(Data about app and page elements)

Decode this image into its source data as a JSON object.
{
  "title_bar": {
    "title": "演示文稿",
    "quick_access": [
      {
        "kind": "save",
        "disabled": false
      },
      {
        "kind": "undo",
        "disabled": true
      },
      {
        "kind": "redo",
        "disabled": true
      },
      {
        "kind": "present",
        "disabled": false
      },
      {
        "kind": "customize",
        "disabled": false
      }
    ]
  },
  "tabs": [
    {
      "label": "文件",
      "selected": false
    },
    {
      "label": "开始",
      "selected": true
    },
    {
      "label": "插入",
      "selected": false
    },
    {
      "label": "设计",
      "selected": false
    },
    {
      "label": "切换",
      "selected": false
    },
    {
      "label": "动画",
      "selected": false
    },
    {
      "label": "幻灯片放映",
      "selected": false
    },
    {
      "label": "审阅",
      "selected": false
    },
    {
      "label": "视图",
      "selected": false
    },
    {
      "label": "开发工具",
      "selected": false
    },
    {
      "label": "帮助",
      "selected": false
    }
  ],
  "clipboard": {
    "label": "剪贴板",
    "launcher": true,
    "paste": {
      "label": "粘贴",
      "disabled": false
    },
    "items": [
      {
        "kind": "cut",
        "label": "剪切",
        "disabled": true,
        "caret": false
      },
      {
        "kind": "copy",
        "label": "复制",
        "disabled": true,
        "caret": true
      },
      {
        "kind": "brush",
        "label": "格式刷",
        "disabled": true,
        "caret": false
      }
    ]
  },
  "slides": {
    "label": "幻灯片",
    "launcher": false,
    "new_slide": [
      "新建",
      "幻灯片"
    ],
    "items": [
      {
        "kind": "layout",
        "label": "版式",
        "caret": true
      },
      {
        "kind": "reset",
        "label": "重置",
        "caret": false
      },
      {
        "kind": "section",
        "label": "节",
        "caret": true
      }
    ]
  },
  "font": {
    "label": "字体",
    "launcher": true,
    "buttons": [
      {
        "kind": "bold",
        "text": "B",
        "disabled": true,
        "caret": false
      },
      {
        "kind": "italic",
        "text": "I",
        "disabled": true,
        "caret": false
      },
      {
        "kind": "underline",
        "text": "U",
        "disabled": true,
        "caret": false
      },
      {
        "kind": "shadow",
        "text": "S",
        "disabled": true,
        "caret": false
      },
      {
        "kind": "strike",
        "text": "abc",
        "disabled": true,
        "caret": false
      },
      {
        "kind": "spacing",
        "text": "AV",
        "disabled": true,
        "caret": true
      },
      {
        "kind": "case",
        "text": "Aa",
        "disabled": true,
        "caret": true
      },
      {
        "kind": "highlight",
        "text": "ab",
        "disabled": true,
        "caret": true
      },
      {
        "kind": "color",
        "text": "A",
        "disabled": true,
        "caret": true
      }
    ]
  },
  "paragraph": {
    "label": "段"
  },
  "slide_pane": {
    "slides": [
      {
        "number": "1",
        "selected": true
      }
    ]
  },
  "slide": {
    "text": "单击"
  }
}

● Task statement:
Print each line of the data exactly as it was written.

● Written answer:
Decode this image into its source data as a JSON object.
{
  "title_bar": {
    "title": "演示文稿",
    "quick_access": [
      {
        "kind": "save",
        "disabled": false
      },
      {
        "kind": "undo",
        "disabled": true
      },
      {
        "kind": "redo",
        "disabled": true
      },
      {
        "kind": "present",
        "disabled": false
      },
      {
        "kind": "customize",
        "disabled": false
      }
    ]
  },
  "tabs": [
    {
      "label": "文件",
      "selected": false
    },
    {
      "label": "开始",
      "selected": true
    },
    {
      "label": "插入",
      "selected": false
    },
    {
      "label": "设计",
      "selected": false
    },
    {
      "label": "切换",
      "selected": false
    },
    {
      "label": "动画",
      "selected": false
    },
    {
      "label": "幻灯片放映",
      "selected": false
    },
    {
      "label": "审阅",
      "selected": false
    },
    {
      "label": "视图",
      "selected": false
    },
    {
      "label": "开发工具",
      "selected": false
    },
    {
      "label": "帮助",
      "selected": false
    }
  ],
  "clipboard": {
    "label": "剪贴板",
    "launcher": true,
    "paste": {
      "label": "粘贴",
      "disabled": false
    },
    "items": [
      {
        "kind": "cut",
        "label": "剪切",
        "disabled": true,
        "caret": false
      },
      {
        "kind": "copy",
        "label": "复制",
        "disabled": true,
        "caret": true
      },
      {
        "kind": "brush",
        "label": "格式刷",
        "disabled": true,
        "caret": false
      }
    ]
  },
  "slides": {
    "label": "幻灯片",
    "launcher": false,
    "new_slide": [
      "新建",
      "幻灯片"
    ],
    "items": [
      {
        "kind": "layout",
        "label": "版式",
        "caret": true
      },
      {
        "kind": "reset",
        "label": "重置",
        "caret": false
      },
      {
        "kind": "section",
        "label": "节",
        "caret": true
      }
    ]
  },
  "font": {
    "label": "字体",
    "launcher": true,
    "buttons": [
      {
        "kind": "bold",
        "text": "B",
        "disabled": true,
        "caret": false
      },
      {
        "kind": "italic",
        "text": "I",
        "disabled": true,
        "caret": false
      },
      {
        "kind": "underline",
        "text": "U",
        "disabled": true,
        "caret": false
      },
      {
        "kind": "shadow",
        "text": "S",
        "disabled": true,
        "caret": false
      },
      {
        "kind": "strike",
        "text": "abc",
        "disabled": true,
        "caret": false
      },
      {
        "kind": "spacing",
        "text": "AV",
        "disabled": true,
        "caret": true
      },
      {
        "kind": "case",
        "text": "Aa",
        "disabled": true,
        "caret": true
      },
      {
        "kind": "highlight",
        "text": "ab",
        "disabled": true,
        "caret": true
      },
      {
        "kind": "color",
        "text": "A",
        "disabled": true,
        "caret": true
      }
    ]
  },
  "paragraph": {
    "label": "段"
  },
  "slide_pane": {
    "slides": [
      {
        "number": "1",
        "selected": true
      }
    ]
  },
  "slide": {
    "text": "单击"
  }
}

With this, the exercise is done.